** Work instructions **
Only these lines of the data below are wanted: the one with "Enumerate this screenshot's", the one with "Transcribe this image's", and any lines between them, each repeated exactly.

Interface dataset entries
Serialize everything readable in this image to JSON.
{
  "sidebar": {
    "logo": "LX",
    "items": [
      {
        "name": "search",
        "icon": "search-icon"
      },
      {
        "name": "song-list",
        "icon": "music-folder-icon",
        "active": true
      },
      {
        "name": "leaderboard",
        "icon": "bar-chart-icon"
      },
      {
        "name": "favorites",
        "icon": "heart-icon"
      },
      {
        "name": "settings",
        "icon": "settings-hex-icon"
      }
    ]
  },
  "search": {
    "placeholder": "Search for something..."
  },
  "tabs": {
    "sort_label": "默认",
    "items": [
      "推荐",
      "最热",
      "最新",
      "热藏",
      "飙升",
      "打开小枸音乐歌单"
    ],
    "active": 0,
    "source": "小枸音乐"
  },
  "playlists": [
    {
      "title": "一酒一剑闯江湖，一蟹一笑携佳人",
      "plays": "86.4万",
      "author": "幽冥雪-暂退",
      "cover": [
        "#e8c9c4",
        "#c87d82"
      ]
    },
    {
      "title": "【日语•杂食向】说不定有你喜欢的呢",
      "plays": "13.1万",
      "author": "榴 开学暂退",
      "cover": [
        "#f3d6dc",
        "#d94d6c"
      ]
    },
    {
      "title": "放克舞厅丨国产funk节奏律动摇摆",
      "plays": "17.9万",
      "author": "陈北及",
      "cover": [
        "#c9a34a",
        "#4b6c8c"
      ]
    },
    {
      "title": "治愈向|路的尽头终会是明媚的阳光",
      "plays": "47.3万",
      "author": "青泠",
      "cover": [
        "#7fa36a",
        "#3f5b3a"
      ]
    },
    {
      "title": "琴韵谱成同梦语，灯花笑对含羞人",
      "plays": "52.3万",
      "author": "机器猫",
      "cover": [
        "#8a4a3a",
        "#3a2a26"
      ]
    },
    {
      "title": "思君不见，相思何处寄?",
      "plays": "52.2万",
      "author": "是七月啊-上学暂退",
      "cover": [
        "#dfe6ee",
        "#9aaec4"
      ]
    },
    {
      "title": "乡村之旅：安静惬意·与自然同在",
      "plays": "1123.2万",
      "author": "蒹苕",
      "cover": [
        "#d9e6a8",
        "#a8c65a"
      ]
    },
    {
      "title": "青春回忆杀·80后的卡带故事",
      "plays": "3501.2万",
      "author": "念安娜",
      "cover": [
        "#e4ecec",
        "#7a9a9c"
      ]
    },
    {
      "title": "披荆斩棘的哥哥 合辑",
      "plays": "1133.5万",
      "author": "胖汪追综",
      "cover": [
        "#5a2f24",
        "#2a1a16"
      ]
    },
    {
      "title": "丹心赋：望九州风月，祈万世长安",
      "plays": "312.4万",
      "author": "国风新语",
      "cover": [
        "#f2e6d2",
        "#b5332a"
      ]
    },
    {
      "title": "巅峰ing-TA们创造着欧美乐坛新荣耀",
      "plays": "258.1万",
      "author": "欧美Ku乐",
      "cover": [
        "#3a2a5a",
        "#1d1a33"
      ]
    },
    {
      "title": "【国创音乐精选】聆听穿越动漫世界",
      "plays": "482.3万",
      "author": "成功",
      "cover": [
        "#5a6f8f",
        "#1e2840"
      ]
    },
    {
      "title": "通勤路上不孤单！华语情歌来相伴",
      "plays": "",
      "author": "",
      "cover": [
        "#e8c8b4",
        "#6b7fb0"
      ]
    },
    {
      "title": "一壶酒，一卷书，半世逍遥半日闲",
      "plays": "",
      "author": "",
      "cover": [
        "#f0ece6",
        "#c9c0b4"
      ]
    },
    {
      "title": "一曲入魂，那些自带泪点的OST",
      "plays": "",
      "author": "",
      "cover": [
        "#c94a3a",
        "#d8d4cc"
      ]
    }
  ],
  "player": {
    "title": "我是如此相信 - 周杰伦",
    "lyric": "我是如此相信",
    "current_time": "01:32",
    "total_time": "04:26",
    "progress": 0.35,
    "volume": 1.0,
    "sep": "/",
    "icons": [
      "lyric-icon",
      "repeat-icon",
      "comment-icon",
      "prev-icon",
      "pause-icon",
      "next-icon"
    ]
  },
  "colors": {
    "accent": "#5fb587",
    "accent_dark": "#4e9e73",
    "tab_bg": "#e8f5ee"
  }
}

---

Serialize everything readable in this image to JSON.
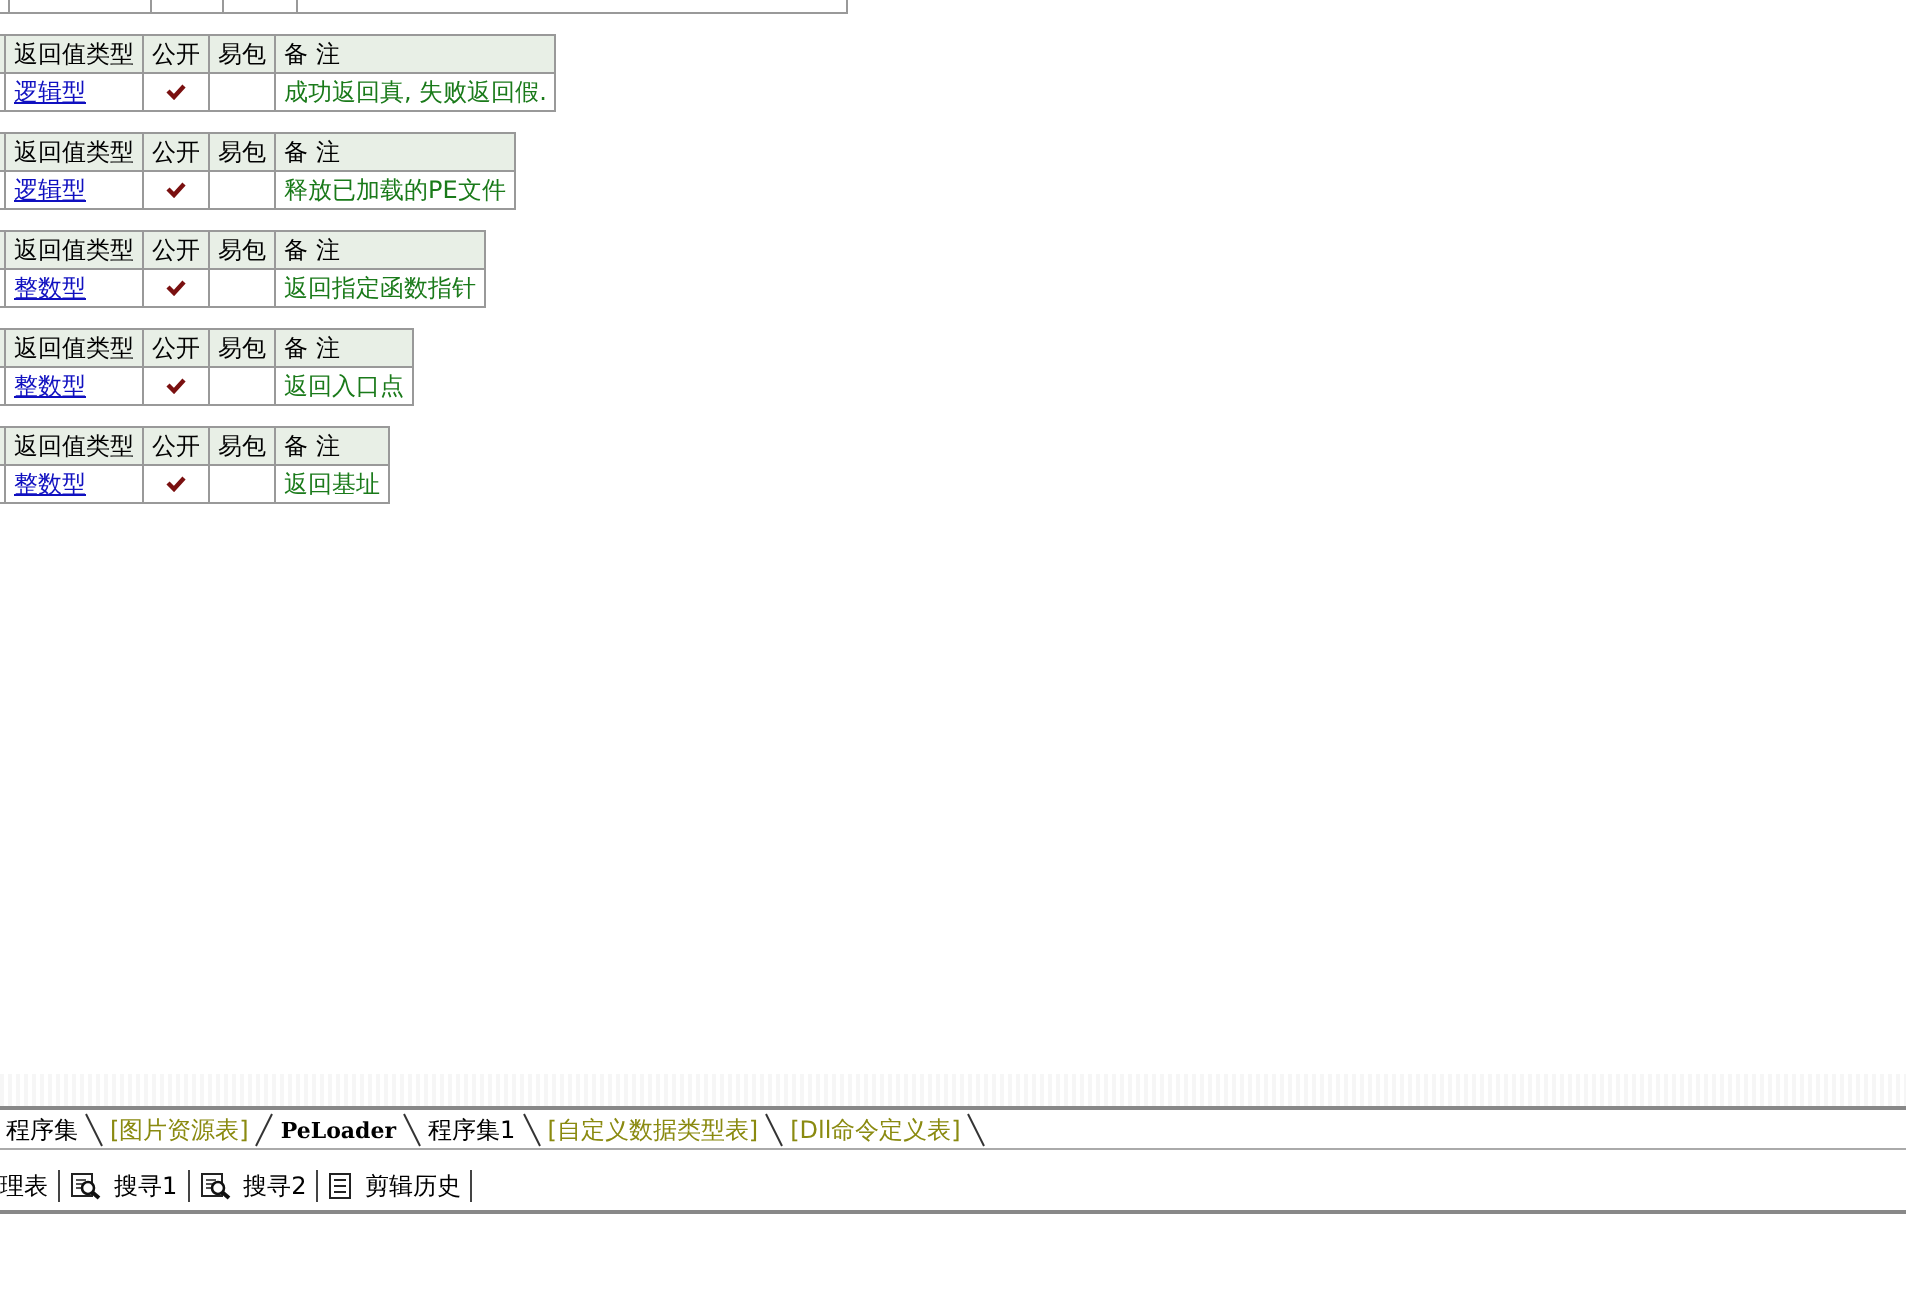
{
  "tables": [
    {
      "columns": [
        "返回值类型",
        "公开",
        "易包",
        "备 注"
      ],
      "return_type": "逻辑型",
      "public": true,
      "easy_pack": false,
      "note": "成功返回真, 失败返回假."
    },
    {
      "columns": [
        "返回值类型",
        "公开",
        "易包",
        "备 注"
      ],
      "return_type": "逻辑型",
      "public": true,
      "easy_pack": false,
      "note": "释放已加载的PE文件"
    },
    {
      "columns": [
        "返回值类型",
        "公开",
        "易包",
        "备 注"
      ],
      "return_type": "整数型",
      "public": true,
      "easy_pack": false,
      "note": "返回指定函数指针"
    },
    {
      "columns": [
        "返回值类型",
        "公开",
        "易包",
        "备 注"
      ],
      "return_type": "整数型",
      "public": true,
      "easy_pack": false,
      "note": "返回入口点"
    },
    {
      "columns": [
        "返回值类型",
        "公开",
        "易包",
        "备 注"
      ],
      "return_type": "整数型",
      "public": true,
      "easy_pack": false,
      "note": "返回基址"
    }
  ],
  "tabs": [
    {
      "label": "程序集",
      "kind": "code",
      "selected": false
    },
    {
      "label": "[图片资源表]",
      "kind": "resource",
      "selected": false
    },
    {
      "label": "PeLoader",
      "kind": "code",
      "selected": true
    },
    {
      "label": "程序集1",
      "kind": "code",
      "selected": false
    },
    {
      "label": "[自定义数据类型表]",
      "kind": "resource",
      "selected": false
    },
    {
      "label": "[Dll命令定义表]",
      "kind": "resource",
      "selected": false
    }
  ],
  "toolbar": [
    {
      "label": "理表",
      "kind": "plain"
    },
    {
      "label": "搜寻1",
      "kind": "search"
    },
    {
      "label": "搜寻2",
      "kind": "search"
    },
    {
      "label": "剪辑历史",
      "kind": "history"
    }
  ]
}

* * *

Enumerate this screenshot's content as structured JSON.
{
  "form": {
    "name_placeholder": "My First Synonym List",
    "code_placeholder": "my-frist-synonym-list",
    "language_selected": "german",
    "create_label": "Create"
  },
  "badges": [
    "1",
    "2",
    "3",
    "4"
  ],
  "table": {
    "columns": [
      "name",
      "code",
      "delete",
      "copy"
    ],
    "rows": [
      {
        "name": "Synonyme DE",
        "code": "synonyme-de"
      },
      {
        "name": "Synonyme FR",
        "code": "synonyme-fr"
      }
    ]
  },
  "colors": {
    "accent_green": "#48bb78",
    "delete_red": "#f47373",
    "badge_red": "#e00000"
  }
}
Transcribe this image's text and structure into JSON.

** Task response **
Enumerate this screenshot's content as structured JSON.
{
  "form": {
    "name_placeholder": "My First Synonym List",
    "code_placeholder": "my-frist-synonym-list",
    "language_selected": "german",
    "create_label": "Create"
  },
  "badges": [
    "1",
    "2",
    "3",
    "4"
  ],
  "table": {
    "columns": [
      "name",
      "code",
      "delete",
      "copy"
    ],
    "rows": [
      {
        "name": "Synonyme DE",
        "code": "synonyme-de"
      },
      {
        "name": "Synonyme FR",
        "code": "synonyme-fr"
      }
    ]
  },
  "colors": {
    "accent_green": "#48bb78",
    "delete_red": "#f47373",
    "badge_red": "#e00000"
  }
}
Transcribe this image's text and structure into JSON.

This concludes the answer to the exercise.